  • An insurgency that has recently started to experiment with issuing legal identity documentation in response to intensified state violence: the Kachin Independence Organisation cum Army (KIO/A) in Myanmar.
  • A government-in-exile with a military wing, recognised only fleetingly by international actors, that went quite a long way in issuing legal identity documents but now faces defeat: the Syrian Interim Government.
  • An entity that has converted itself into a resilient, but by and large unrecognized, de facto state: the Turkish Republic of North Cyprus.

Importantly, our objective is not to compare these cases – they are quite obviously different. Rather, we treat these three cases as existing on a spectrum that also comprises other cases (e.g. Taiwan, Palestine, Somaliland, Abkhazia) to tell a larger story about how legal identity issues are shaped by the evolution of insurgent movements.

What do we want to know?

Our three research questions are:

  1. To what degree do these three political entities issue forms of legal identity to the people they seek to govern, and what material shape does this legal identity take?
  2. What possibilities or threats does such legal identity offer these people?
  3. How do these people navigate the changes that take place when the position of the political entity that issues them legal identity transforms in fundamental ways?

How will seek to answer these questions?

Each of the three case studies will encompass detailed qualitative fieldwork: observations in one specific community, key informant interviews, and snowball sampling of respondents.

Understanding the tensions, slippages and ruptures around legal identity requires a long-term perspective. The sovereign underpinnings of law imply a sense of permanence. The contexts we study are of interest precisely because this permanence is unsettled. The central conundrum of legal identity in the context of civil war comprises the instability of the sovereign frameworks in which identity documents are anchored.

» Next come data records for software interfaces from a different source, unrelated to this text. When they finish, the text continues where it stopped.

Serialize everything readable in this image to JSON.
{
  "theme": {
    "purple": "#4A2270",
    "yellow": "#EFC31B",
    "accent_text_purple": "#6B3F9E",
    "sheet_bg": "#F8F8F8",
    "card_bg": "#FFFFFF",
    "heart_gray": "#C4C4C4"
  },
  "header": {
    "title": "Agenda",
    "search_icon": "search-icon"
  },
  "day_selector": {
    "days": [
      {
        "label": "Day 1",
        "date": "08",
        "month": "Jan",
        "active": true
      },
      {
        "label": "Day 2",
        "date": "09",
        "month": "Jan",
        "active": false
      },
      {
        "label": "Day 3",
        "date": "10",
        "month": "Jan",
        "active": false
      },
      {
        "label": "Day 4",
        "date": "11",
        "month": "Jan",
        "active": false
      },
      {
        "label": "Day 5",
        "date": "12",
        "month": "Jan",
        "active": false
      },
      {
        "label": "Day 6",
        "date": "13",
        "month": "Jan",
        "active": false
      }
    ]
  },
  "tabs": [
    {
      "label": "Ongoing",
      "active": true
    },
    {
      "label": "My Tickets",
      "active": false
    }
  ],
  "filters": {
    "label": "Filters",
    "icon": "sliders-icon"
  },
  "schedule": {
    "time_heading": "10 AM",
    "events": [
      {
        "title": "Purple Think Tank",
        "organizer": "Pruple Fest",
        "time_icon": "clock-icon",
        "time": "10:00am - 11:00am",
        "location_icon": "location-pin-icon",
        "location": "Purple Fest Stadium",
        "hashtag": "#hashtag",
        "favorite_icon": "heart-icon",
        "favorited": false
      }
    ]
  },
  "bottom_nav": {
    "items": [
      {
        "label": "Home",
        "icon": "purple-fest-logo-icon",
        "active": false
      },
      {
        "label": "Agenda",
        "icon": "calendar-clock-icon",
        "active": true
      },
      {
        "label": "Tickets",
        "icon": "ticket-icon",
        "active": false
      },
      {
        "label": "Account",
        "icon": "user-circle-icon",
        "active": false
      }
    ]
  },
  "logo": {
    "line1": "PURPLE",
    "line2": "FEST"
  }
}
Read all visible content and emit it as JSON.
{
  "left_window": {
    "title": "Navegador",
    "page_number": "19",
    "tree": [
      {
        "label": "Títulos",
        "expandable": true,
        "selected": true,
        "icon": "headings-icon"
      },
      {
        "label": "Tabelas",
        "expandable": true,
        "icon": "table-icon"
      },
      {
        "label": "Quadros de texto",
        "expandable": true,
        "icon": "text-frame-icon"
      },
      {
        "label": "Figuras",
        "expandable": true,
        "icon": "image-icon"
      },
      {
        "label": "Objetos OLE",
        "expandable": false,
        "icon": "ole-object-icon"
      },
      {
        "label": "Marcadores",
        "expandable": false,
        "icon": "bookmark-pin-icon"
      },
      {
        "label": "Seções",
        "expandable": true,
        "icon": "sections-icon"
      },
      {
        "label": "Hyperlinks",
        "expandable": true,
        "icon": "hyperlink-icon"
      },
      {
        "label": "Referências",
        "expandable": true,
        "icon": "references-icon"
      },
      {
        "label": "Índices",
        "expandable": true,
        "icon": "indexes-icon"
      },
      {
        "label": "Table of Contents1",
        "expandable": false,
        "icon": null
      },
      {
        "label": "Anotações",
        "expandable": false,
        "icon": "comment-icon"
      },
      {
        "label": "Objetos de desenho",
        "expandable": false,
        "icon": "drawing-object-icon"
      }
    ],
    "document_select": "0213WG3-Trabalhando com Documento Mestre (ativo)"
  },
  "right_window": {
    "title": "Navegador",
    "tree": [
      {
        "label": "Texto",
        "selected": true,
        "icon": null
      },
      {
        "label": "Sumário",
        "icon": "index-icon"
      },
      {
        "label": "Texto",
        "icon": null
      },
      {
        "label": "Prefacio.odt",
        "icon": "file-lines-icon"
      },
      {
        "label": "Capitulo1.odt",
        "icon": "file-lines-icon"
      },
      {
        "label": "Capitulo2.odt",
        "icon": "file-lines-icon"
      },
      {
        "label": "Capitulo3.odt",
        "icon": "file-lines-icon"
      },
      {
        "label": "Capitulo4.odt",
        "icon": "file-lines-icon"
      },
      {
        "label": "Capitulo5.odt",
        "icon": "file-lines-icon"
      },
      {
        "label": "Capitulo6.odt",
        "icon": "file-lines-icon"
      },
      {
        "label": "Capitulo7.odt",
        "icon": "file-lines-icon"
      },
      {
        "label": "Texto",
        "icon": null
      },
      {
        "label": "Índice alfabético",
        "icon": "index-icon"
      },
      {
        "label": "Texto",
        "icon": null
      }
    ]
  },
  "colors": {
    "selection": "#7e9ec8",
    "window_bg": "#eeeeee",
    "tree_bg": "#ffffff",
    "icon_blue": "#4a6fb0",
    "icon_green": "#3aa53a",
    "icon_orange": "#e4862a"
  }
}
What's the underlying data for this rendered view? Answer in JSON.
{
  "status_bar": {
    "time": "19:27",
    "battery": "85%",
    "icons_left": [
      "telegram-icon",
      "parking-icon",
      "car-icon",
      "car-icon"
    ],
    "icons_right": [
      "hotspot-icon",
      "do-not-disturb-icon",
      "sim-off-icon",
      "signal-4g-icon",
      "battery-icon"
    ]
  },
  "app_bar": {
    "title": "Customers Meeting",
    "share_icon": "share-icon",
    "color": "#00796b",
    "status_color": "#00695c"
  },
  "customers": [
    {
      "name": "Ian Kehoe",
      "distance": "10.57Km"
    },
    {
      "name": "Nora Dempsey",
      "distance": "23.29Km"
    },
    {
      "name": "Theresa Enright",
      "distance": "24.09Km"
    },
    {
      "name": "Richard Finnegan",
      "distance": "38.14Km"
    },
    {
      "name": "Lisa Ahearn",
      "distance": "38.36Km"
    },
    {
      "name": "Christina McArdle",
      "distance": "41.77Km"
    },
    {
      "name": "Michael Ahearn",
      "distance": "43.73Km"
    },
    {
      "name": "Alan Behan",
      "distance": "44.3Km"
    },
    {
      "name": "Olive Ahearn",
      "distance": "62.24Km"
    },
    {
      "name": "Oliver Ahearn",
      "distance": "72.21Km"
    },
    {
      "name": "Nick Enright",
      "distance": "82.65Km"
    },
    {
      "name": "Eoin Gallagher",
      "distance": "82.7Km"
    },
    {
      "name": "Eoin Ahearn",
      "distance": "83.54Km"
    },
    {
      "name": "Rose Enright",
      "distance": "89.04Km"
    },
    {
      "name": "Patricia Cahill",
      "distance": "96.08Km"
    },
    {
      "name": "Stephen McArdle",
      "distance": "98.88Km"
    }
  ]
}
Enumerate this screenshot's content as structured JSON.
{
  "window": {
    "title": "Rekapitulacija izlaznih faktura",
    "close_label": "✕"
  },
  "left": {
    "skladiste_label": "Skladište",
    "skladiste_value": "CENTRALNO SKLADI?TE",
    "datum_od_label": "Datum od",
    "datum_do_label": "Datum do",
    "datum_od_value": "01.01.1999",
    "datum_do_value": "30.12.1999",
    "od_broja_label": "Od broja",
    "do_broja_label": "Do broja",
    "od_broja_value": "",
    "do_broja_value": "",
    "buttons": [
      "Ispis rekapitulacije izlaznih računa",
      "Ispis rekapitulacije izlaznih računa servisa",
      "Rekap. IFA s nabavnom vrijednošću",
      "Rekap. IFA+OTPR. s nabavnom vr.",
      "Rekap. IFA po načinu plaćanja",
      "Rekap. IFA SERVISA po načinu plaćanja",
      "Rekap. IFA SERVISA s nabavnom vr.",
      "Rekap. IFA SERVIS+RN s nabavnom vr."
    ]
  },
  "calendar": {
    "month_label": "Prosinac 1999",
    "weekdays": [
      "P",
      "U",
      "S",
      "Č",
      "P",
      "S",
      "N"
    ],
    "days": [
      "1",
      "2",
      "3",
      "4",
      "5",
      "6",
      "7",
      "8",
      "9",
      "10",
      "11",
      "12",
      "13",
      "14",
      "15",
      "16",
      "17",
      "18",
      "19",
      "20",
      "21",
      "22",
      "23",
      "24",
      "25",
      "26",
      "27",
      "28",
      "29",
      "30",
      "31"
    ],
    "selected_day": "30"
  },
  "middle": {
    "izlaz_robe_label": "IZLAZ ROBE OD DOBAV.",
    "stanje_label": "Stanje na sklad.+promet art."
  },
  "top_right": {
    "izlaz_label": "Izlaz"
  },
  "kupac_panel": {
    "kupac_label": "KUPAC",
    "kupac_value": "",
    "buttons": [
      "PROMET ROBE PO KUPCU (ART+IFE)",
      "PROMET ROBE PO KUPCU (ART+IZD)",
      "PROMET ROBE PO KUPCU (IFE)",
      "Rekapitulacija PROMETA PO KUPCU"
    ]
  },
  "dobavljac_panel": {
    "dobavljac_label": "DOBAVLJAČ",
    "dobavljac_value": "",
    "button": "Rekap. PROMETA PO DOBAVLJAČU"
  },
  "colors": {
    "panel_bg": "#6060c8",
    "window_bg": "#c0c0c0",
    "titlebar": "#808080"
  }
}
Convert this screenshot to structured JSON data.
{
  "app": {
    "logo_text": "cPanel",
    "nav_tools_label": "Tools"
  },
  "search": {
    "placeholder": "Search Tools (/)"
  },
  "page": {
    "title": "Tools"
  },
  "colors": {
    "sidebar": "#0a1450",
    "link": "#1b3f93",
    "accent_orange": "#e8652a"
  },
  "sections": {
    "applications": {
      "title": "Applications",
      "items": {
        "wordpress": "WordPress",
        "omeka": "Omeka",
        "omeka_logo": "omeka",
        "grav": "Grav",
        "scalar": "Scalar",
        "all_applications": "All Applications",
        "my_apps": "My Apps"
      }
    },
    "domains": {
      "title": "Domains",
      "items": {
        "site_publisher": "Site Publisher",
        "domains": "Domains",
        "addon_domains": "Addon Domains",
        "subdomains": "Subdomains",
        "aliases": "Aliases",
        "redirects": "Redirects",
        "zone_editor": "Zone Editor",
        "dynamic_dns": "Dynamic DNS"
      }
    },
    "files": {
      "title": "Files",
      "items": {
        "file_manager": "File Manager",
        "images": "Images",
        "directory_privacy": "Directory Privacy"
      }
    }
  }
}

What is a perfectly valid and useful legal identity document at one moment may at a later stage become quite useless, or even a dangerous liability.

To capture the longue durée dynamics around legal identity, we will use this field work to construct biographies of people (life histories in relation to legal identity) and of documents (how their form and chains of authorization have evolved over time).

 

 

Video (23:21)
Video presentation of the project